We have covered many reasons why bitcoin is unsound and not money. It’s a ledger of unbacked liabilities. It is designed to have finite quantity but therefore indeterminate and hence volatile value. This makes it unusable for borrowing or lending and hence savings, but a great a vehicle for conversion of one person’s wealth into another’s income. It is not a commodity – discussion of the usefulness of the network notwithstanding – nor is it backed by a commodity or any asset. It is a perfect, cryptographically secure record – of itself. People use it to get rich quick. In other words, it’s the very model of a (post)modern monetary marvel (OK, Keith is not the next Gilbert and Sullivan).
And bitcoin has a questionable feature. Transactions are irreversible.
First it should be addressed that irreversible transactions have an appeal to merchants. Everyone who sells on eBay knows the frustration of shipping merchandise to a customer only to have the customer claim it was never received. Merchants would surely love the idea that once payment is made, it cannot be unmade.

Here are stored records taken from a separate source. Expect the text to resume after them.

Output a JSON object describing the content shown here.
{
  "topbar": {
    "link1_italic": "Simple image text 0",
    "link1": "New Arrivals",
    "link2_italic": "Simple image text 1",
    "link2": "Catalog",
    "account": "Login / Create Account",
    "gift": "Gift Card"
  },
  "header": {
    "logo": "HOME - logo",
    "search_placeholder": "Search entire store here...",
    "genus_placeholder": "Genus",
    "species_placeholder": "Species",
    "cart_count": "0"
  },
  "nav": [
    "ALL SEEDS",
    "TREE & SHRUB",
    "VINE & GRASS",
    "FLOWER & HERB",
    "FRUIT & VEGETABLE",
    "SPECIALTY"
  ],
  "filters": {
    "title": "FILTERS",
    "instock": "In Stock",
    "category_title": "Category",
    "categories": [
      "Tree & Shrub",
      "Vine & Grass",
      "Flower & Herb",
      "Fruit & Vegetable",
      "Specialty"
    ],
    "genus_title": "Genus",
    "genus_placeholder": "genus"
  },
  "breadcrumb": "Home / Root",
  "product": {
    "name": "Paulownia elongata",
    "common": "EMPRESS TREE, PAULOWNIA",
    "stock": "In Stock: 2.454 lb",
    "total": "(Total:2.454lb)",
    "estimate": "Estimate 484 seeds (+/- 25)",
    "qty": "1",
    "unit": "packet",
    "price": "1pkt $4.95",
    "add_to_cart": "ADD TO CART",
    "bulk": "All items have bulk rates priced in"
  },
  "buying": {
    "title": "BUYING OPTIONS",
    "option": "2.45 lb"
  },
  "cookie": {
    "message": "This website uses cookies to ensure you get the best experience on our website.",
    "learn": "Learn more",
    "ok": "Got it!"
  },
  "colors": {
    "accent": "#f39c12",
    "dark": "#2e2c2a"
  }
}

However, there are good reasons why our payments system was designed as it is. Sometimes there is a clear mistake. No one has an interest in allowing the payee to keep $100,000 when $10,000 was the purchase price of the used car. No one wants to see Jon Schmidt get the money that was intended for John Smith. There is also the occasional case of fraud. If someone breaks into your account, you want recourse to recover the lost funds. Irreversible transactions are not a dream come true for consumers who are defrauded by merchants.
This post was published at GoldSeek on Monday, 2 October 2017.